Website and app data records:
((

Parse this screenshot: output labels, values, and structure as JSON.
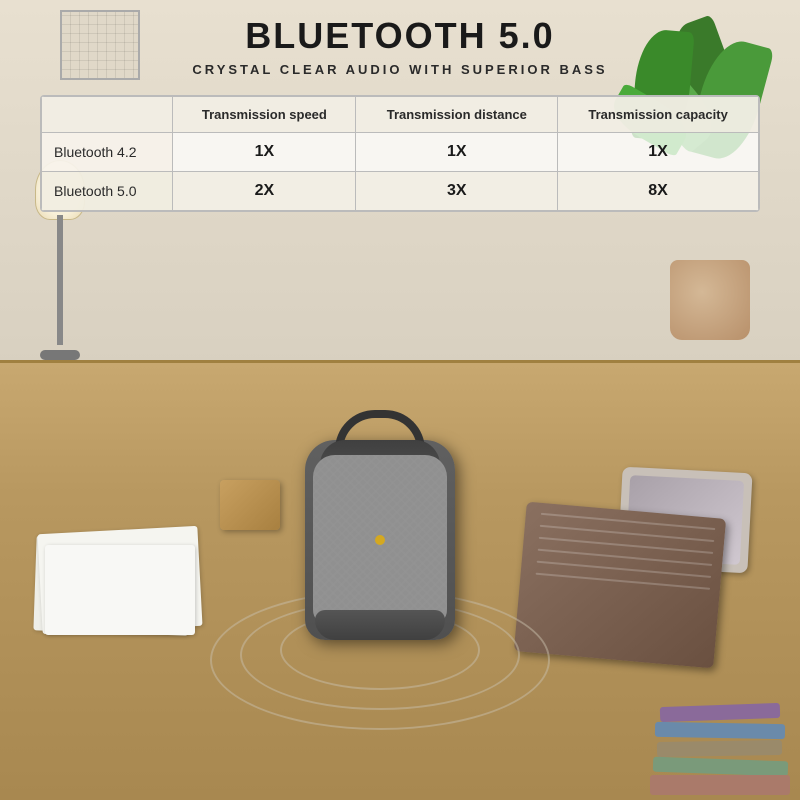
{
  "title": {
    "main": "BLUETOOTH 5.0",
    "sub": "CRYSTAL CLEAR AUDIO WITH SUPERIOR BASS"
  },
  "table": {
    "headers": [
      "",
      "Transmission speed",
      "Transmission distance",
      "Transmission capacity"
    ],
    "rows": [
      {
        "label": "Bluetooth 4.2",
        "speed": "1X",
        "distance": "1X",
        "capacity": "1X"
      },
      {
        "label": "Bluetooth 5.0",
        "speed": "2X",
        "distance": "3X",
        "capacity": "8X"
      }
    ]
  }
}
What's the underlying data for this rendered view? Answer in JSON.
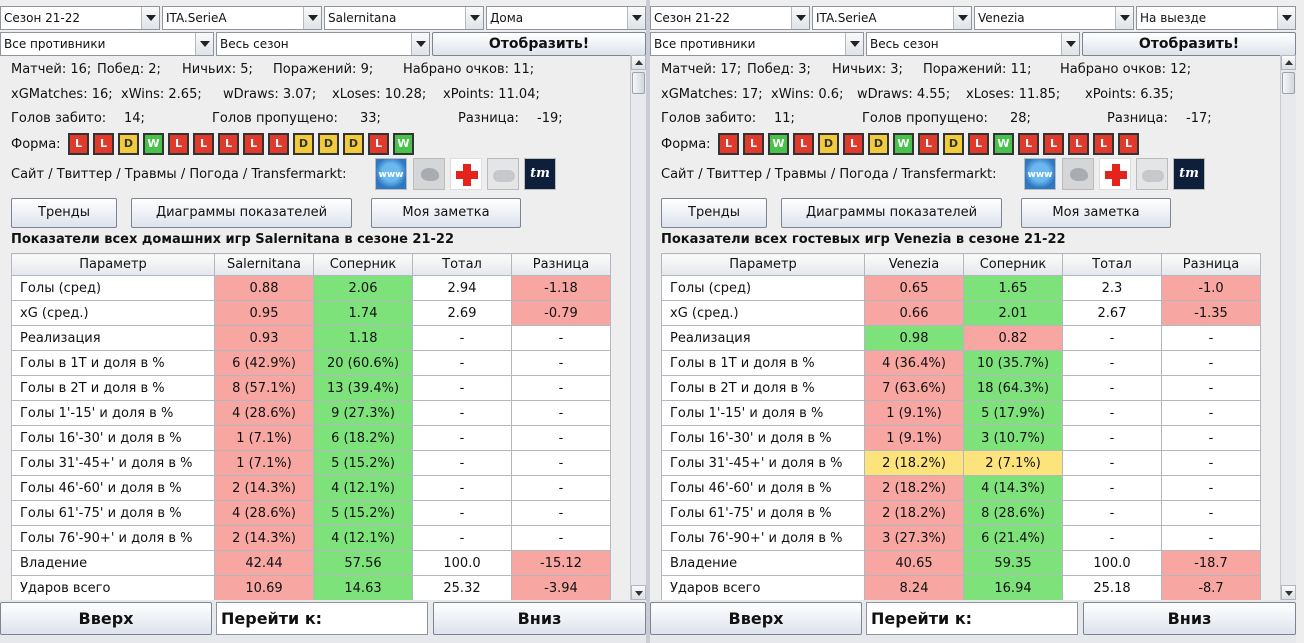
{
  "left": {
    "combos": {
      "season": "Сезон 21-22",
      "league": "ITA.SerieA",
      "team": "Salernitana",
      "venue": "Дома",
      "opponents": "Все противники",
      "period": "Весь сезон"
    },
    "show_button": "Отобразить!",
    "stats": {
      "line1": [
        "Матчей: 16;",
        "Побед: 2;",
        "Ничьих: 5;",
        "Поражений: 9;",
        "Набрано очков: 11;"
      ],
      "line2": [
        "xGMatches: 16;",
        "xWins: 2.65;",
        "wDraws: 3.07;",
        "xLoses: 10.28;",
        "xPoints: 11.04;"
      ],
      "line3": [
        "Голов забито:",
        "14;",
        "Голов пропущено:",
        "33;",
        "Разница:",
        "-19;"
      ]
    },
    "form_label": "Форма:",
    "form": [
      "L",
      "L",
      "D",
      "W",
      "L",
      "L",
      "L",
      "L",
      "L",
      "D",
      "D",
      "D",
      "L",
      "W"
    ],
    "links_label": "Сайт / Твиттер / Травмы / Погода / Transfermarkt:",
    "icons": {
      "www": "www",
      "tm": "tm"
    },
    "buttons": {
      "trends": "Тренды",
      "charts": "Диаграммы показателей",
      "note": "Моя заметка"
    },
    "caption": "Показатели всех домашних игр Salernitana в сезоне 21-22",
    "columns": [
      "Параметр",
      "Salernitana",
      "Соперник",
      "Тотал",
      "Разница"
    ],
    "rows": [
      [
        "Голы (сред)",
        "0.88",
        "2.06",
        "2.94",
        "-1.18"
      ],
      [
        "xG (сред.)",
        "0.95",
        "1.74",
        "2.69",
        "-0.79"
      ],
      [
        "Реализация",
        "0.93",
        "1.18",
        "-",
        "-"
      ],
      [
        "Голы в 1Т и доля в %",
        "6 (42.9%)",
        "20 (60.6%)",
        "-",
        "-"
      ],
      [
        "Голы в 2Т и доля в %",
        "8 (57.1%)",
        "13 (39.4%)",
        "-",
        "-"
      ],
      [
        "Голы 1'-15' и доля в %",
        "4 (28.6%)",
        "9 (27.3%)",
        "-",
        "-"
      ],
      [
        "Голы 16'-30' и доля в %",
        "1 (7.1%)",
        "6 (18.2%)",
        "-",
        "-"
      ],
      [
        "Голы 31'-45+' и доля в %",
        "1 (7.1%)",
        "5 (15.2%)",
        "-",
        "-"
      ],
      [
        "Голы 46'-60' и доля в %",
        "2 (14.3%)",
        "4 (12.1%)",
        "-",
        "-"
      ],
      [
        "Голы 61'-75' и доля в %",
        "4 (28.6%)",
        "5 (15.2%)",
        "-",
        "-"
      ],
      [
        "Голы 76'-90+' и доля в %",
        "2 (14.3%)",
        "4 (12.1%)",
        "-",
        "-"
      ],
      [
        "Владение",
        "42.44",
        "57.56",
        "100.0",
        "-15.12"
      ],
      [
        "Ударов всего",
        "10.69",
        "14.63",
        "25.32",
        "-3.94"
      ]
    ],
    "row_colors": [
      [
        "r",
        "g",
        "w",
        "r"
      ],
      [
        "r",
        "g",
        "w",
        "r"
      ],
      [
        "r",
        "g",
        "w",
        "w"
      ],
      [
        "r",
        "g",
        "w",
        "w"
      ],
      [
        "r",
        "g",
        "w",
        "w"
      ],
      [
        "r",
        "g",
        "w",
        "w"
      ],
      [
        "r",
        "g",
        "w",
        "w"
      ],
      [
        "r",
        "g",
        "w",
        "w"
      ],
      [
        "r",
        "g",
        "w",
        "w"
      ],
      [
        "r",
        "g",
        "w",
        "w"
      ],
      [
        "r",
        "g",
        "w",
        "w"
      ],
      [
        "r",
        "g",
        "w",
        "r"
      ],
      [
        "r",
        "g",
        "w",
        "r"
      ]
    ],
    "bottom": {
      "up": "Вверх",
      "goto": "Перейти к:",
      "down": "Вниз"
    }
  },
  "right": {
    "combos": {
      "season": "Сезон 21-22",
      "league": "ITA.SerieA",
      "team": "Venezia",
      "venue": "На выезде",
      "opponents": "Все противники",
      "period": "Весь сезон"
    },
    "show_button": "Отобразить!",
    "stats": {
      "line1": [
        "Матчей: 17;",
        "Побед: 3;",
        "Ничьих: 3;",
        "Поражений: 11;",
        "Набрано очков: 12;"
      ],
      "line2": [
        "xGMatches: 17;",
        "xWins: 0.6;",
        "wDraws: 4.55;",
        "xLoses: 11.85;",
        "xPoints: 6.35;"
      ],
      "line3": [
        "Голов забито:",
        "11;",
        "Голов пропущено:",
        "28;",
        "Разница:",
        "-17;"
      ]
    },
    "form_label": "Форма:",
    "form": [
      "L",
      "L",
      "W",
      "L",
      "D",
      "L",
      "D",
      "W",
      "L",
      "D",
      "L",
      "W",
      "L",
      "L",
      "L",
      "L",
      "L"
    ],
    "links_label": "Сайт / Твиттер / Травмы / Погода / Transfermarkt:",
    "icons": {
      "www": "www",
      "tm": "tm"
    },
    "buttons": {
      "trends": "Тренды",
      "charts": "Диаграммы показателей",
      "note": "Моя заметка"
    },
    "caption": "Показатели всех гостевых игр Venezia в сезоне 21-22",
    "columns": [
      "Параметр",
      "Venezia",
      "Соперник",
      "Тотал",
      "Разница"
    ],
    "rows": [
      [
        "Голы (сред)",
        "0.65",
        "1.65",
        "2.3",
        "-1.0"
      ],
      [
        "xG (сред.)",
        "0.66",
        "2.01",
        "2.67",
        "-1.35"
      ],
      [
        "Реализация",
        "0.98",
        "0.82",
        "-",
        "-"
      ],
      [
        "Голы в 1Т и доля в %",
        "4 (36.4%)",
        "10 (35.7%)",
        "-",
        "-"
      ],
      [
        "Голы в 2Т и доля в %",
        "7 (63.6%)",
        "18 (64.3%)",
        "-",
        "-"
      ],
      [
        "Голы 1'-15' и доля в %",
        "1 (9.1%)",
        "5 (17.9%)",
        "-",
        "-"
      ],
      [
        "Голы 16'-30' и доля в %",
        "1 (9.1%)",
        "3 (10.7%)",
        "-",
        "-"
      ],
      [
        "Голы 31'-45+' и доля в %",
        "2 (18.2%)",
        "2 (7.1%)",
        "-",
        "-"
      ],
      [
        "Голы 46'-60' и доля в %",
        "2 (18.2%)",
        "4 (14.3%)",
        "-",
        "-"
      ],
      [
        "Голы 61'-75' и доля в %",
        "2 (18.2%)",
        "8 (28.6%)",
        "-",
        "-"
      ],
      [
        "Голы 76'-90+' и доля в %",
        "3 (27.3%)",
        "6 (21.4%)",
        "-",
        "-"
      ],
      [
        "Владение",
        "40.65",
        "59.35",
        "100.0",
        "-18.7"
      ],
      [
        "Ударов всего",
        "8.24",
        "16.94",
        "25.18",
        "-8.7"
      ]
    ],
    "row_colors": [
      [
        "r",
        "g",
        "w",
        "r"
      ],
      [
        "r",
        "g",
        "w",
        "r"
      ],
      [
        "g",
        "r",
        "w",
        "w"
      ],
      [
        "r",
        "g",
        "w",
        "w"
      ],
      [
        "r",
        "g",
        "w",
        "w"
      ],
      [
        "r",
        "g",
        "w",
        "w"
      ],
      [
        "r",
        "g",
        "w",
        "w"
      ],
      [
        "y",
        "y",
        "w",
        "w"
      ],
      [
        "r",
        "g",
        "w",
        "w"
      ],
      [
        "r",
        "g",
        "w",
        "w"
      ],
      [
        "r",
        "g",
        "w",
        "w"
      ],
      [
        "r",
        "g",
        "w",
        "r"
      ],
      [
        "r",
        "g",
        "w",
        "r"
      ]
    ],
    "bottom": {
      "up": "Вверх",
      "goto": "Перейти к:",
      "down": "Вниз"
    }
  }
}
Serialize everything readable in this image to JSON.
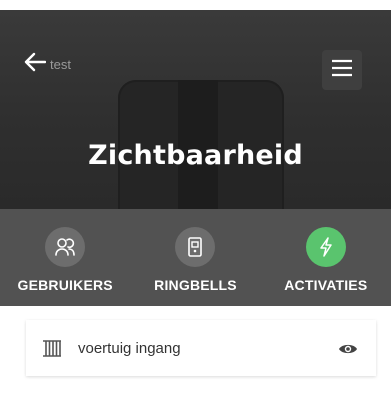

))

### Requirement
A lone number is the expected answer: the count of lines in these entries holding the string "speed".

### Exercise response
3